The Pursuit of Sweet: A History of Saccharin

Sugar packets

Single-serve packets of sugar and sugar substitutes are now found in most restaurants across the United States. Image courtesy of istockphoto.

Partly in response to growing unease among regulators and the public, Congress passed the Food Additives Amendment in 1958. In preparing its legislation Congress heard testimony from members of the scientific community. For the first time in connection with food additives, scientists used the c-word: cancer. Representative James J. Delaney, a Democrat from New York, pushed hard for the addition of language specifically outlawing carcinogens. In its final form the “Delaney Clause” required the U.S. Food and Drug Administration (FDA) to prohibit the use of carcinogenic substances in food. Seemingly uncontroversial at the time—who would support adding cancer-causing agents to food?—it later proved contentious.

Legislators had disastrously underestimated the data necessary to definitively declare a substance carcinogenic.

The same year, the Cumberland Packing Corporation introduced Sweet’N Low, a mixture of saccharin and cyclamate, another artificial sweetener. The two chemicals balanced each other, with cyclamate blunting the bitter aftertaste of saccharin.

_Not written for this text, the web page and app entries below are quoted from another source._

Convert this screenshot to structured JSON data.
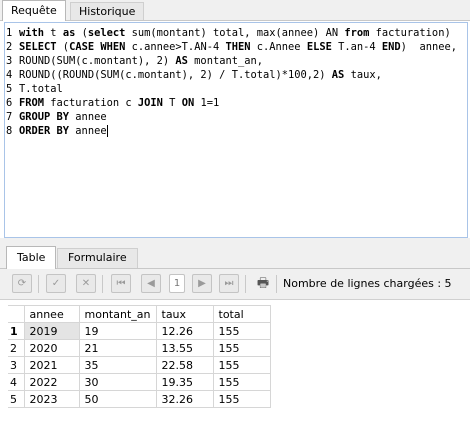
{
  "top_tabs": [
    "Requête",
    "Historique"
  ],
  "editor": {
    "lines": [
      {
        "n": "1",
        "parts": [
          {
            "t": "with",
            "kw": true
          },
          {
            "t": " t ",
            "kw": false
          },
          {
            "t": "as",
            "kw": true
          },
          {
            "t": " (",
            "kw": false
          },
          {
            "t": "select",
            "kw": true
          },
          {
            "t": " sum(montant) total, max(annee) AN ",
            "kw": false
          },
          {
            "t": "from",
            "kw": true
          },
          {
            "t": " facturation)",
            "kw": false
          }
        ]
      },
      {
        "n": "2",
        "parts": [
          {
            "t": "SELECT",
            "kw": true
          },
          {
            "t": " (",
            "kw": false
          },
          {
            "t": "CASE WHEN",
            "kw": true
          },
          {
            "t": " c.annee>T.AN-4 ",
            "kw": false
          },
          {
            "t": "THEN",
            "kw": true
          },
          {
            "t": " c.Annee ",
            "kw": false
          },
          {
            "t": "ELSE",
            "kw": true
          },
          {
            "t": " T.an-4 ",
            "kw": false
          },
          {
            "t": "END",
            "kw": true
          },
          {
            "t": ")  annee,",
            "kw": false
          }
        ]
      },
      {
        "n": "3",
        "parts": [
          {
            "t": "ROUND(SUM(c.montant), 2) ",
            "kw": false
          },
          {
            "t": "AS",
            "kw": true
          },
          {
            "t": " montant_an,",
            "kw": false
          }
        ]
      },
      {
        "n": "4",
        "parts": [
          {
            "t": "ROUND((ROUND(SUM(c.montant), 2) / T.total)*100,2) ",
            "kw": false
          },
          {
            "t": "AS",
            "kw": true
          },
          {
            "t": " taux,",
            "kw": false
          }
        ]
      },
      {
        "n": "5",
        "parts": [
          {
            "t": "T.total",
            "kw": false
          }
        ]
      },
      {
        "n": "6",
        "parts": [
          {
            "t": "FROM",
            "kw": true
          },
          {
            "t": " facturation c ",
            "kw": false
          },
          {
            "t": "JOIN",
            "kw": true
          },
          {
            "t": " T ",
            "kw": false
          },
          {
            "t": "ON",
            "kw": true
          },
          {
            "t": " 1=1",
            "kw": false
          }
        ]
      },
      {
        "n": "7",
        "parts": [
          {
            "t": "GROUP BY",
            "kw": true
          },
          {
            "t": " annee",
            "kw": false
          }
        ]
      },
      {
        "n": "8",
        "parts": [
          {
            "t": "ORDER BY",
            "kw": true
          },
          {
            "t": " annee",
            "kw": false
          }
        ]
      }
    ]
  },
  "bottom_tabs": [
    "Table",
    "Formulaire"
  ],
  "toolbar": {
    "buttons": [
      {
        "name": "refresh-button",
        "icon": "refresh-icon",
        "glyph": "⟳",
        "style": "blue",
        "enabled": true
      },
      {
        "name": "apply-button",
        "icon": "checkmark-icon",
        "glyph": "✓",
        "style": "grey",
        "enabled": false
      },
      {
        "name": "cancel-button",
        "icon": "close-icon",
        "glyph": "✕",
        "style": "grey",
        "enabled": false
      },
      {
        "name": "first-page-button",
        "icon": "first-page-icon",
        "glyph": "⏮",
        "style": "grey",
        "enabled": false
      },
      {
        "name": "prev-page-button",
        "icon": "previous-page-icon",
        "glyph": "◀",
        "style": "grey",
        "enabled": false
      },
      {
        "name": "next-page-button",
        "icon": "next-page-icon",
        "glyph": "▶",
        "style": "grey",
        "enabled": false
      },
      {
        "name": "last-page-button",
        "icon": "last-page-icon",
        "glyph": "⏭",
        "style": "grey",
        "enabled": false
      },
      {
        "name": "print-button",
        "icon": "printer-icon",
        "glyph": "🖶",
        "style": "grey",
        "enabled": true
      }
    ],
    "page_number": "1",
    "row_count_label": "Nombre de lignes chargées : 5"
  },
  "table": {
    "columns": [
      "annee",
      "montant_an",
      "taux",
      "total"
    ],
    "rows": [
      {
        "num": "1",
        "cells": [
          "2019",
          "19",
          "12.26",
          "155"
        ]
      },
      {
        "num": "2",
        "cells": [
          "2020",
          "21",
          "13.55",
          "155"
        ]
      },
      {
        "num": "3",
        "cells": [
          "2021",
          "35",
          "22.58",
          "155"
        ]
      },
      {
        "num": "4",
        "cells": [
          "2022",
          "30",
          "19.35",
          "155"
        ]
      },
      {
        "num": "5",
        "cells": [
          "2023",
          "50",
          "32.26",
          "155"
        ]
      }
    ]
  },
  "colors": {
    "accent": "#3b7bd4",
    "editor_border": "#a9c4e8",
    "selected_cell": "#e4e4e4"
  }
}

Sweet’N Low arguably tasted more like real sugar, and those little pink packets brought artificial sweeteners into diners and coffee shops. Meanwhile, the use of artificial sweeteners continued to increase among weight-conscious consumers. Between 1963 and 1967 artificially sweetened soft drinks (Coca-Cola’s Tab, for example) nearly tripled their market share, growing to over 10% of the soda market.

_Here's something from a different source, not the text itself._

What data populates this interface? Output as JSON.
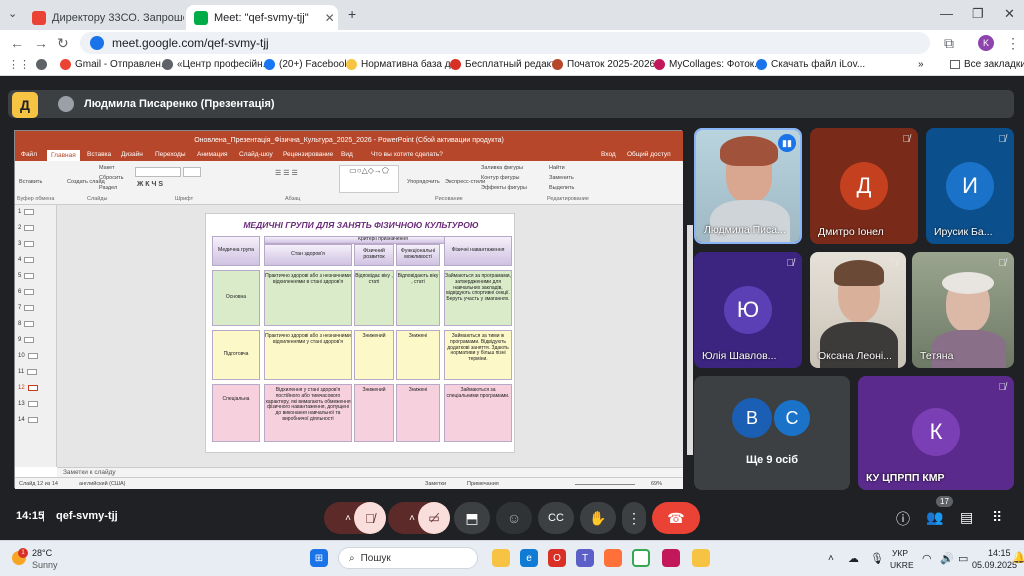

In 1882 Constantin Fahlberg had declared saccharin harmless because he suffered no adverse effects 24 hours after taking a single dose. Similarly, Harvey Washington Wiley’s turn-of-the-century “poison squads” had declared a substance safe if the tester—a human guinea pig—remained healthy after ingestion. But post–World War II health science had begun investigating subtler, long-term effects. Research methodology had changed accordingly: studies observed a longer span of time, for example, and tried to control for a wider range of variables. Researchers shifted away from unstructured human testing toward animal testing that included control groups. Such research produced more and better data but increased complexity. No longer could a substance be labeled simply “poison” or “not poison.” The results of these sophisticated tests demanded sophisticated interpretation.

In the late 1960s three trends converged: increasing government regulation in the food-processing industry, the rise of artificial sweeteners, and the growing complexity and sophistication of health science. One of the first results of this convergence was the ban on cyclamate. Two 1968 studies linked the chemical to bladder cancer. The FDA cited the Delaney Clause in recommending a ban, which was enacted the following year. That left only one artificial sweetener on the market: saccharin. In 1970 oncologists at the University of Wisconsin Medical School published the results of a clinical study showing a higher instance of bladder cancer among rats who consumed saccharin daily. Subsequent tests seemed to support the initial results, and in 1972 the FDA removed saccharin from the list of food additives “generally recognized as safe.” Peter B. Hutt, chief legal counsel for the FDA, stated that, “If it causes cancer—whether it’s 875 bottles a day or 11—it’s going off the market.”

Saccharin producers and commercial consumers recognized the FDA’s move as a precursor to an outright ban. Large chemical companies—Monsanto, Sherwin-Williams, and Lakeway Chemicals—began assembling their own evidence to oppose prohibition. Soda companies expected a painful financial hit, as did makers of diet food. But they also knew the process could take years, as the FDA ordered new tests, analyzed the data, and—crucially—responded to public and political pressure.

By 1977 a saccharin ban looked likely. The Cumberland Packing Corporation, which had presciently reformulated Sweet’N Low in the shadow of the cyclamate ban, vowed to fight any regulation. Marvin Eisenstadt, the president of the company, appeared on television and radio to argue his case. He denied the scientific validity of animal testing and declared access to saccharin a consumer right. He helped draft a two-page ad from the Calorie Control Council, the industry group he headed. The ad appeared in the New York Times explaining “why the proposed ban on saccharin is leaving a bad taste in a lot of people’s mouths.” The ad described the ban as “another example of BIG GOVERNMENT” and recommended action. “Fortunately, we can all conduct our own experiment in this matter. It’s called an experiment in democracy. . . . Write or call your congressman today and let him know how you feel about a ban on saccharin.”